# [PD] db and pd

IOhannes m zmoelnig zmoelnig at iem.at
Sun May 22 21:22:42 CEST 2005

Marc Lavallée wrote:
> Le 22 Mai 2005 05:14, IOhannes m zmölnig a écrit :
>
>
> For those not using MIDI (which I believe is the case of most PD users),
> midi-dB is not that intuitive... And I don't see any reference about

hmm: i guess a lot of pd-users have no idea about technical dB too.
so for them it should be just an abstract "unit", with 100 ("%" ??)
being unity gain.
i (normally) do not use MIDI and i don't have problems with it; however,
i agree that it is confusing, especially if you have some knowledge
about technical dB, and try to figure out whether to use "real" dB,
"midi" dB or rms.

> midi-dB in Miller's book. I can believe that midi-dB is handy and make
> sense, but I used MIDI and I don't understand your explanation (and the
> conversion pseudo code).

the pseudo code says:
MIDIdB == dBfs + 100
that is all.
the only thing that complicates the pseudo-code was, that i tried to
express that "0" midi-dB (which is "-100" dBfs) is set to 0.0 rms (which
is "-infinity" dBfs) by definition!

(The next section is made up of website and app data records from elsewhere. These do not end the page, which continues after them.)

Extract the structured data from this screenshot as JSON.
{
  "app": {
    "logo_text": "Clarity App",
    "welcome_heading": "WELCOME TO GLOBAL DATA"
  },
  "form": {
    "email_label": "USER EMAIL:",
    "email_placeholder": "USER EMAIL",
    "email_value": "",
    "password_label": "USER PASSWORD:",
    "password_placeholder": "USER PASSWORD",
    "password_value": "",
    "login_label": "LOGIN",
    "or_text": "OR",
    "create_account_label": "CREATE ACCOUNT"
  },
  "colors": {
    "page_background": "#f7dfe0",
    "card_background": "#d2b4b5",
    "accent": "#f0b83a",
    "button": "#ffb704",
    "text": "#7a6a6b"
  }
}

>
> If 128 values are used to control a 0-100 dB range, it means that the
> midi-dB resolution is 0.78 dB. For 16 bits audio, the range is 0-96 dB, so
> the midi-dB resolution is 0.75. For 24 bits audio, the range is 0-144 dB,
> so the midi-dB resolution is 1.125 dB. Is that correct?

WHY ?

dB is a relative measure. +1dBfs == +1dB(midi) == +1dB(16bit) ==
+1dB(32bit) == ~ *1.12 (rms)

128 midi-values are *not* mapped to a 0..100 dB range; instead they are
mapped to a -100..+28 dBfs range.
this is what i meant by "28dB headroom" for amplifying low signals.

you cannot just map one range to another range.

mfg.asd.r
IOhannes

PS: if someone can explain what i mean in a better english i would be
greatful.